React 18 was launched with out-of-the-box improvements like automatic batching, new APIs like startTransition, and streaming server-side rendering with support for Suspense.
The new features are built on top of the new opt-in concurrent renderer which is only enabled when someone uses a concurrent feature. Concurrency enables React to prepare multiple versions of a UI at the same time and it uses advanced techniques in its internal implementation such as priority queues and multiple buffering.
“When we design APIs, we try to hide implementation details from developers. As a React developer, you focus on what you want the user experience to look like, and React handles how to deliver that experience. So we don’t expect React developers to know how concurrency works under the hood,” the React team wrote in a blog post. “However, Concurrent React is more important than a typical implementation detail — it’s a foundational update to React’s core rendering model. So while it’s not super important to know how concurrency works, it may be worth knowing what it is at a high level.”
One key feature of Concurrent React is that rendering is interruptible. For example, when it starts to render an update, it can pause in the middle, then continue later and even abandon an in-progress render.

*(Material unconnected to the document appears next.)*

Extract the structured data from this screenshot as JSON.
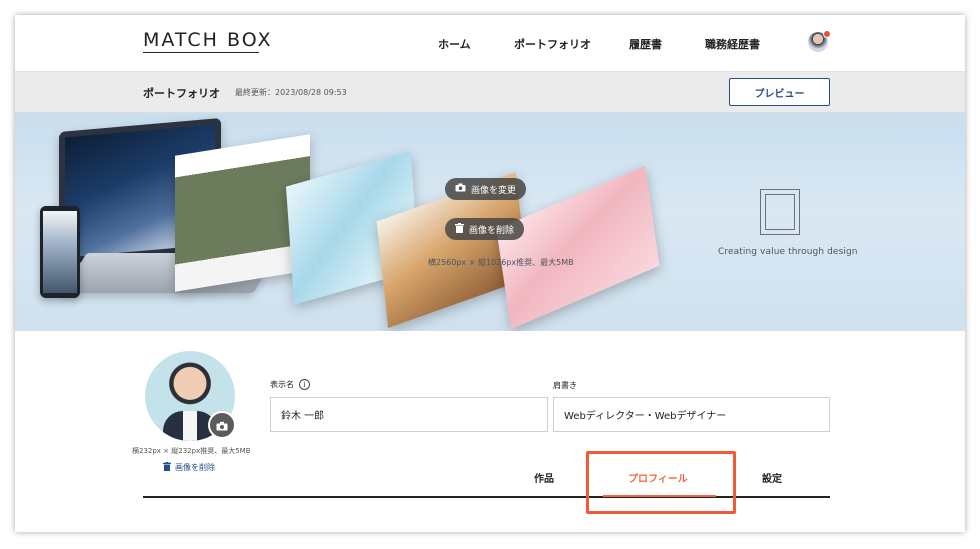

React guarantees that the UI will appear consistent even if a render is interrupted. It can prepare new screens in the background without blocking the main thread which means that the UI can respond immediately to user input even while rendering a large task.

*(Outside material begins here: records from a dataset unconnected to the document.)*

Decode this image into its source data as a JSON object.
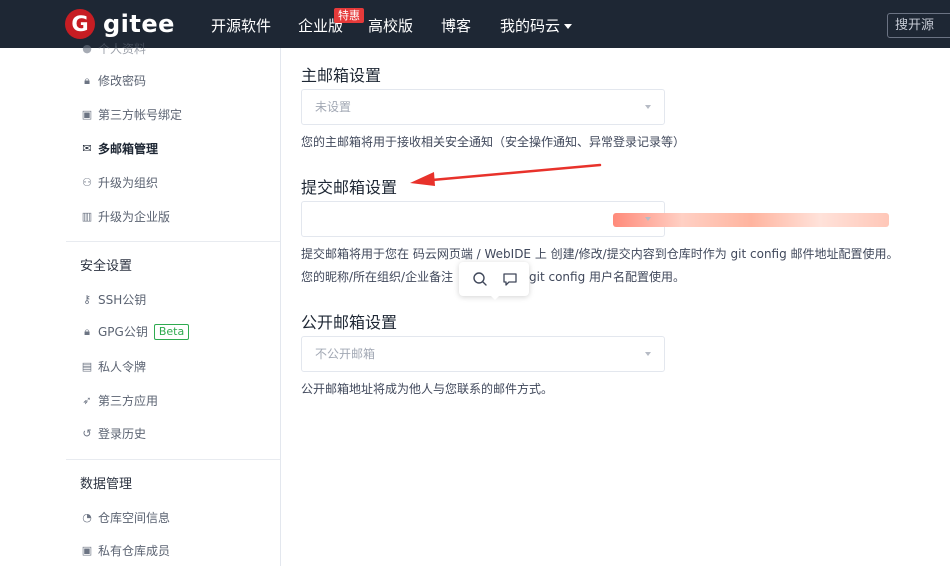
{
  "nav": {
    "logo": "gitee",
    "items": [
      "开源软件",
      "企业版",
      "高校版",
      "博客",
      "我的码云"
    ],
    "badge": "特惠",
    "search_placeholder": "搜开源"
  },
  "sidebar": {
    "items_top": [
      {
        "label": "个人资料",
        "icon": "user-icon"
      },
      {
        "label": "修改密码",
        "icon": "lock-icon"
      },
      {
        "label": "第三方帐号绑定",
        "icon": "link-icon"
      },
      {
        "label": "多邮箱管理",
        "icon": "mail-icon",
        "active": true
      },
      {
        "label": "升级为组织",
        "icon": "group-icon"
      },
      {
        "label": "升级为企业版",
        "icon": "building-icon"
      }
    ],
    "security_title": "安全设置",
    "security_items": [
      {
        "label": "SSH公钥",
        "icon": "key-icon"
      },
      {
        "label": "GPG公钥",
        "icon": "lock-icon",
        "badge": "Beta"
      },
      {
        "label": "私人令牌",
        "icon": "token-icon"
      },
      {
        "label": "第三方应用",
        "icon": "rocket-icon"
      },
      {
        "label": "登录历史",
        "icon": "history-icon"
      }
    ],
    "data_title": "数据管理",
    "data_items": [
      {
        "label": "仓库空间信息",
        "icon": "pie-icon"
      },
      {
        "label": "私有仓库成员",
        "icon": "member-icon"
      }
    ]
  },
  "main": {
    "primary": {
      "title": "主邮箱设置",
      "value": "未设置",
      "help": "您的主邮箱将用于接收相关安全通知（安全操作通知、异常登录记录等）"
    },
    "commit": {
      "title": "提交邮箱设置",
      "help_line1": "提交邮箱将用于您在 码云网页端 / WebIDE 上 创建/修改/提交内容到仓库时作为 git config 邮件地址配置使用。",
      "help_line2a": "您的昵称/所在组织/企业备注",
      "help_line2b": "git config 用户名配置使用。"
    },
    "public": {
      "title": "公开邮箱设置",
      "value": "不公开邮箱",
      "help": "公开邮箱地址将成为他人与您联系的邮件方式。"
    }
  },
  "colors": {
    "nav_bg": "#1e2734",
    "brand_red": "#c71d23",
    "beta_green": "#2eaa4f",
    "arrow_red": "#e8322b"
  }
}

Concurrent React can remove sections of the UI from the screen, then add them back later while reusing the previous state with reusable state.
React also said that it provided new APIs to make it easier for libraries to take advantage of concurrent features, expecting that the main way developers will add concurrency to their app is by using a concurrent-enabled library or framework.
The new automatic batching feature works when React groups multiple state updates into a single re-render for better performance. Also, the new transition feature distinguishes between urgent and non-urgent update.
New suspense features enable developers to declaratively specify the loading state for a part of the component tree if it’s not yet ready to be displayed.
In this release React also redesigned the APIs it exposes for rendering on the client and server. These changes allow users to continue using the old APIs in React 17 mode while they upgrade to the new APIs in React 18.
React is also working on expanding features such as Server Components which will allow developers to build apps that span the server and client to combine the interactivity of client-side apps with the improved performance of traditional server rendering.